Billy Gross, a former member of the school board, said transparency is an issue with the board. “There’s a lot of things that go on that people don’t know about that are internal … As a board, transparency seems to come up a lot. Moving forward, ask questions you need. That way you know the answers,” he told the board.
Reitz told the audience in response to a question about solutions, that there are a lot of moving parts to getting to a solution, including an ongoing legislative session and local planning sessions to determine what the priorities are.
Community member Mike Nelson called for an analysis of what occurred to cause a delay between when the shortfall was discovered and when the community learned about the extent of the issue. He asked the board to report on what happened to prevent it in the future.
Reitz said he is engaging outside sources to perform an informal review of the district’s finances, but a timeline nor a specific authority is not yet known.
McGeeney said he suspected a budget issue in July or August of the previous year, so he reached out to ESD 112 about his concerns. They received a report from ESD 112 about an exact number after winter break.
Columbia High School Teacher Caitlin Cray said concerns were not recorded in the board meeting minutes, and McGeeney responded that he engaged Reitz to plan to explain the problem during the board meeting.
“There are other districts struggling with the same things. Some of them have started rolling out different plans,” McGeeney said, adding that he and Reitz decided to raise the issues publicly at the February meeting.
Ross Henry, a community member and parent, asked if there was an itemized budget available, and how much was spent on training. McGeeney responded that $3.6 million was budgeted for materials, supplies, repairs, and other operating costs besides staffing.
Staffing currently takes up 82% of the district’s expenditures.
Reitz said that ESSER funds were planned to continue funding operations into next year, but as the district realized it was spending more money than planned, affirmed that the district would be spending ESSER, one-time COVID-19 dollars.
The district does not have data on where students went following their departure from the district. The district has lost more than 150 students since 2019, McGeeney said.
Community members voiced that the lack of transparency from the board has harmed their trust in the district and their ability to maintain the students’ level of education.
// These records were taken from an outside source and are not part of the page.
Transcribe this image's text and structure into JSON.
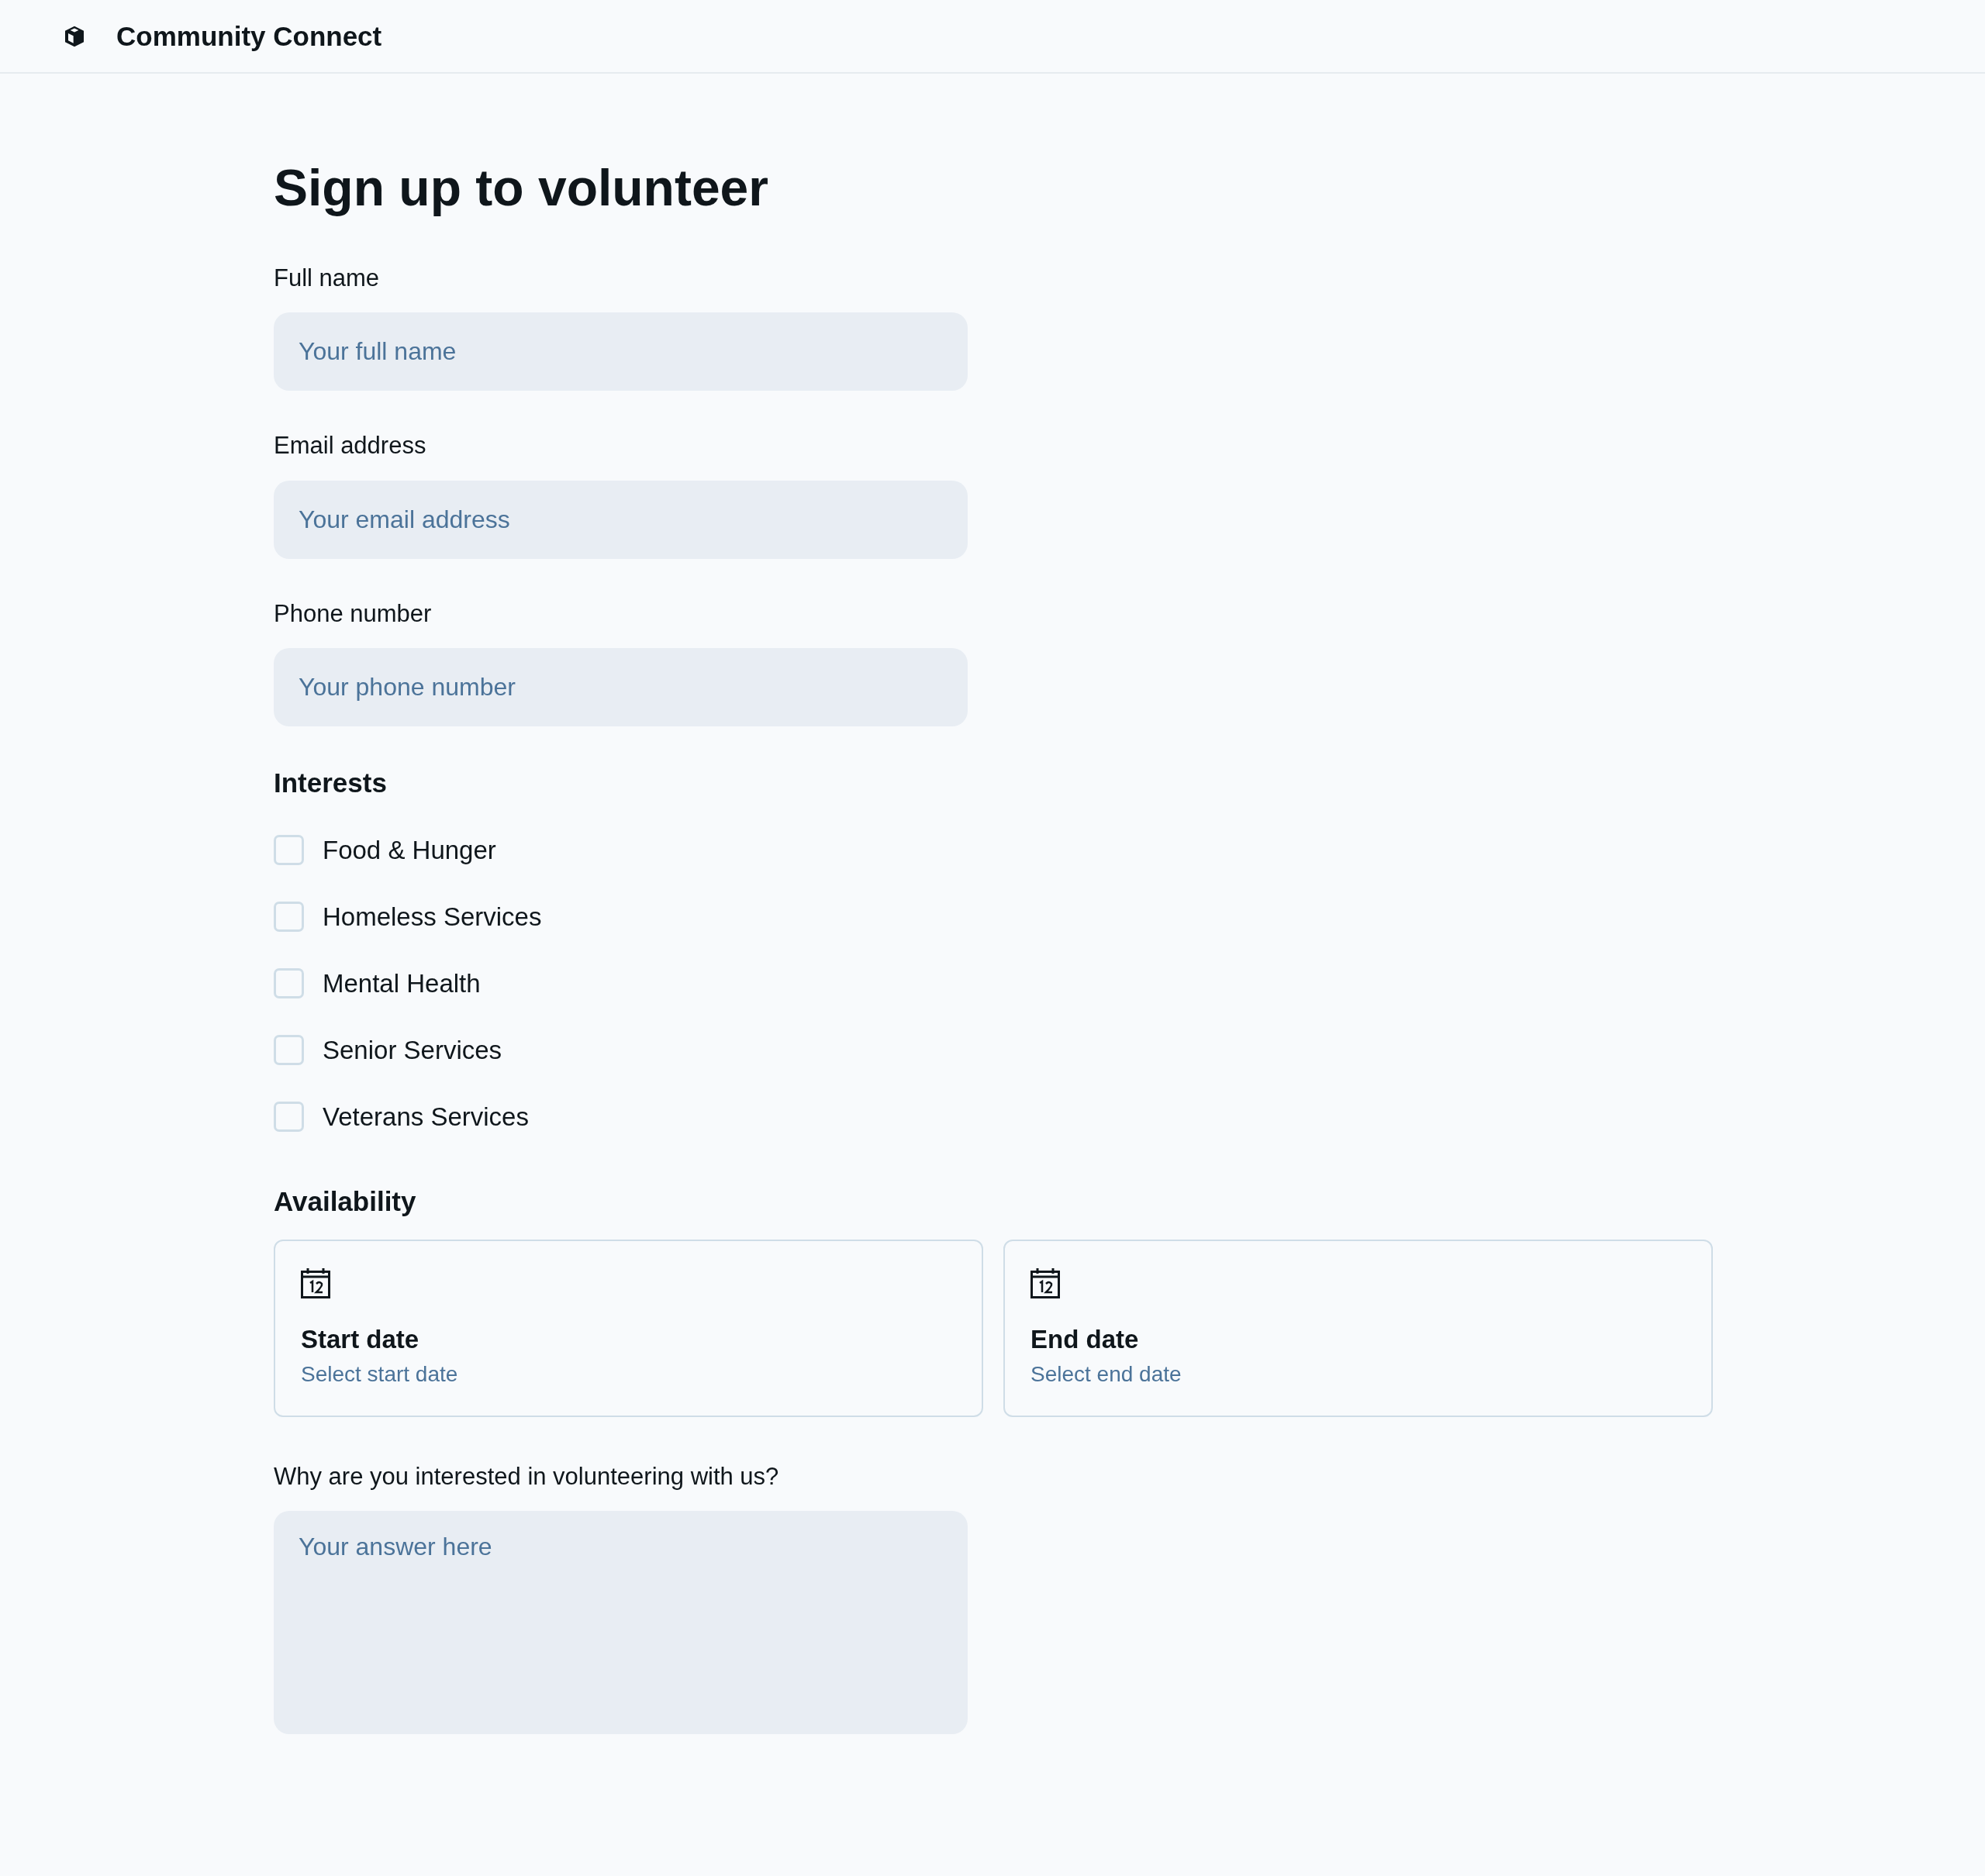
{
  "header": {
    "title": "Community Connect"
  },
  "heading": "Sign up to volunteer",
  "fields": [
    {
      "label": "Full name",
      "placeholder": "Your full name"
    },
    {
      "label": "Email address",
      "placeholder": "Your email address"
    },
    {
      "label": "Phone number",
      "placeholder": "Your phone number"
    }
  ],
  "interests": {
    "title": "Interests",
    "options": [
      {
        "label": "Food & Hunger",
        "checked": false
      },
      {
        "label": "Homeless Services",
        "checked": false
      },
      {
        "label": "Mental Health",
        "checked": false
      },
      {
        "label": "Senior Services",
        "checked": false
      },
      {
        "label": "Veterans Services",
        "checked": false
      }
    ]
  },
  "availability": {
    "title": "Availability",
    "dates": [
      {
        "title": "Start date",
        "hint": "Select start date"
      },
      {
        "title": "End date",
        "hint": "Select end date"
      }
    ]
  },
  "question": {
    "label": "Why are you interested in volunteering with us?",
    "placeholder": "Your answer here"
  }
}
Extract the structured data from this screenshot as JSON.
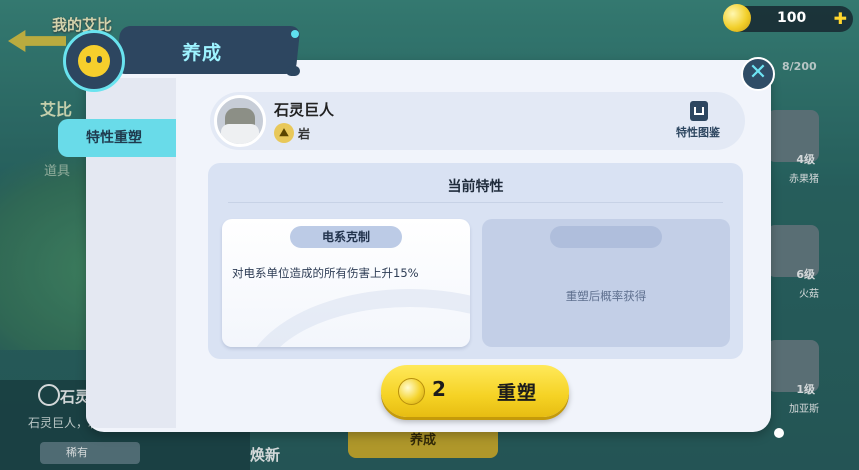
{
  "background": {
    "title": "我的艾比",
    "name": "艾比",
    "sub_tab": "道具",
    "pet_name": "石灵",
    "pet_desc": "石灵巨人，岩",
    "rarity": "稀有",
    "train_button": "养成",
    "swap_button": "焕新",
    "collection_count": "8/200",
    "cards": [
      {
        "level": "4级",
        "name": "赤果猪"
      },
      {
        "level": "6级",
        "name": "火菇"
      },
      {
        "level": "1级",
        "name": "加亚斯"
      }
    ]
  },
  "currency": {
    "value": "100",
    "icon": "coin-icon",
    "add_icon": "plus-icon"
  },
  "header": {
    "title": "养成",
    "logo_icon": "pet-face-icon"
  },
  "sidebar": {
    "active_tab": "特性重塑"
  },
  "character": {
    "name": "石灵巨人",
    "element": "岩",
    "element_icon": "rock-element-icon",
    "codex_label": "特性图鉴",
    "codex_icon": "book-icon"
  },
  "traits": {
    "section_title": "当前特性",
    "current": {
      "name": "电系克制",
      "description": "对电系单位造成的所有伤害上升15%"
    },
    "new_hint": "重塑后概率获得"
  },
  "action": {
    "cost": "2",
    "label": "重塑",
    "cost_icon": "coin-icon"
  },
  "colors": {
    "accent": "#69dbe9",
    "banner": "#2d4660",
    "button": "#f5d224"
  }
}
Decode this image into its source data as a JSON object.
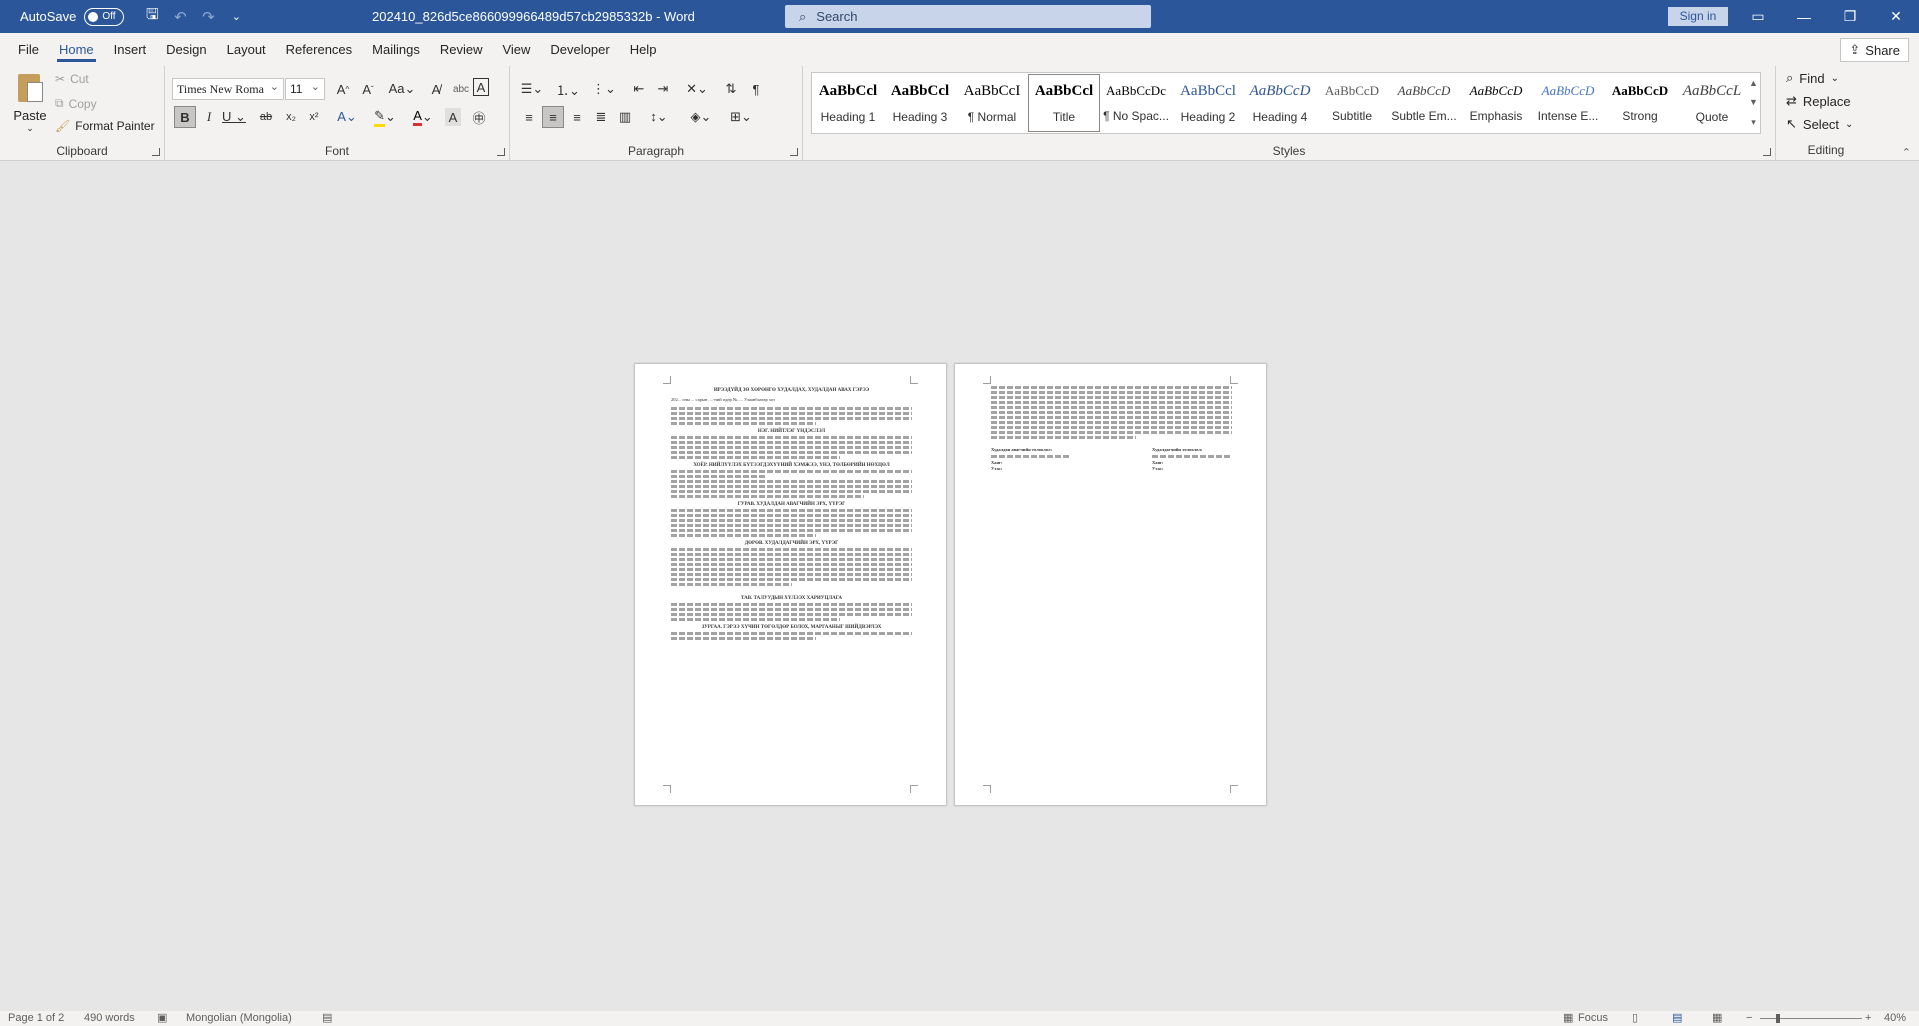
{
  "titlebar": {
    "autosave_label": "AutoSave",
    "autosave_state": "Off",
    "document_title": "202410_826d5ce866099966489d57cb2985332b  -  Word",
    "search_placeholder": "Search",
    "signin_label": "Sign in"
  },
  "tabs": [
    "File",
    "Home",
    "Insert",
    "Design",
    "Layout",
    "References",
    "Mailings",
    "Review",
    "View",
    "Developer",
    "Help"
  ],
  "active_tab": "Home",
  "share_label": "Share",
  "clipboard": {
    "label": "Clipboard",
    "paste": "Paste",
    "cut": "Cut",
    "copy": "Copy",
    "format_painter": "Format Painter"
  },
  "font": {
    "label": "Font",
    "name": "Times New Roma",
    "size": "11"
  },
  "paragraph": {
    "label": "Paragraph"
  },
  "styles": {
    "label": "Styles",
    "items": [
      {
        "sample": "AaBbCcl",
        "name": "Heading 1"
      },
      {
        "sample": "AaBbCcl",
        "name": "Heading 3"
      },
      {
        "sample": "AaBbCcI",
        "name": "¶ Normal"
      },
      {
        "sample": "AaBbCcl",
        "name": "Title"
      },
      {
        "sample": "AaBbCcDc",
        "name": "¶ No Spac..."
      },
      {
        "sample": "AaBbCcl",
        "name": "Heading 2"
      },
      {
        "sample": "AaBbCcD",
        "name": "Heading 4"
      },
      {
        "sample": "AaBbCcD",
        "name": "Subtitle"
      },
      {
        "sample": "AaBbCcD",
        "name": "Subtle Em..."
      },
      {
        "sample": "AaBbCcD",
        "name": "Emphasis"
      },
      {
        "sample": "AaBbCcD",
        "name": "Intense E..."
      },
      {
        "sample": "AaBbCcD",
        "name": "Strong"
      },
      {
        "sample": "AaBbCcL",
        "name": "Quote"
      }
    ]
  },
  "editing": {
    "label": "Editing",
    "find": "Find",
    "replace": "Replace",
    "select": "Select"
  },
  "page1": {
    "title": "ИРЭЭДҮЙД ЗӨ ХӨРӨНГӨ ХУДАЛДАХ, ХУДАЛДАН АВАХ ГЭРЭЭ",
    "dateline": "202... оны ... сарын ....-ний өдөр                    №.....                    Улаанбаатар хот",
    "sections": [
      "НЭГ. НИЙТЛЭГ ҮНДЭСЛЭЛ",
      "ХОЁР. НИЙЛҮҮЛЭХ БҮТЭЭГДЭХҮҮНИЙ ХЭМЖЭЭ, ҮНЭ, ТӨЛБӨРИЙН НӨХЦӨЛ",
      "ГУРАВ. ХУДАЛДАН АВАГЧИЙН ЭРХ, ҮҮРЭГ",
      "ДӨРӨВ. ХУДАЛДАГЧИЙН ЭРХ, ҮҮРЭГ",
      "ТАВ. ТАЛУУДЫН ХҮЛЭЭХ ХАРИУЦЛАГА",
      "ЗУРГАА. ГЭРЭЭ ХҮЧИН ТӨГӨЛДӨР БОЛОХ, МАРГААНЫГ ШИЙДВЭРЛЭХ"
    ]
  },
  "page2": {
    "seller": "Худалдан авагчийн төлөөлөл:",
    "buyer": "Худалдагчийн төлөөлөл:",
    "addr": "Хаяг:",
    "phone": "Утас:"
  },
  "status": {
    "page": "Page 1 of 2",
    "words": "490 words",
    "language": "Mongolian (Mongolia)",
    "focus": "Focus",
    "zoom": "40%"
  },
  "colors": {
    "accent": "#2b579a",
    "ribbon_bg": "#f3f2f1",
    "canvas_bg": "#e6e6e6"
  }
}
“As you’re making cuts, I want you to please consider safety and health,” said community member and parent Mandy Rae Pope.
McGeeney said he was aware of what the impacts will be by cutting teacher positions across the system and community.
Columbia High School Math and Science Teacher Kevin Liddiard asked the board how it arrived at this year’s budget, when it shows around a $500,000 loss of revenue while the district was receiving much less in revenue than planned. The district planned for $20.5 million in revenue in July, but is currently targeted for $17 million.
McGeeney said the budget projections are performed in consultation with ESD 112. He said this year’s budget included a $1.5 million capacity, which is an estimate of additional revenue and expenditures that may be brought into a budget during the year. This as well as one-time COVID-19 funds factored into the district’s revenue projections.
Parents spoke to their concern that their children’s education will suffer, to which McGeeney responded that engaging with the community will help to dive budgetary decisions. “I want to know what’s our collective value. That’s what should drive the decision for our children around the budget.”
Community members spoke about the lack of information that has been received during the meeting. “It’s mind blowing to me that the school board has been kept in dark for so long,” said community member Jana Hughes.
Stakeholder meetings will continue in the future with budget decisions to be made late April or early May.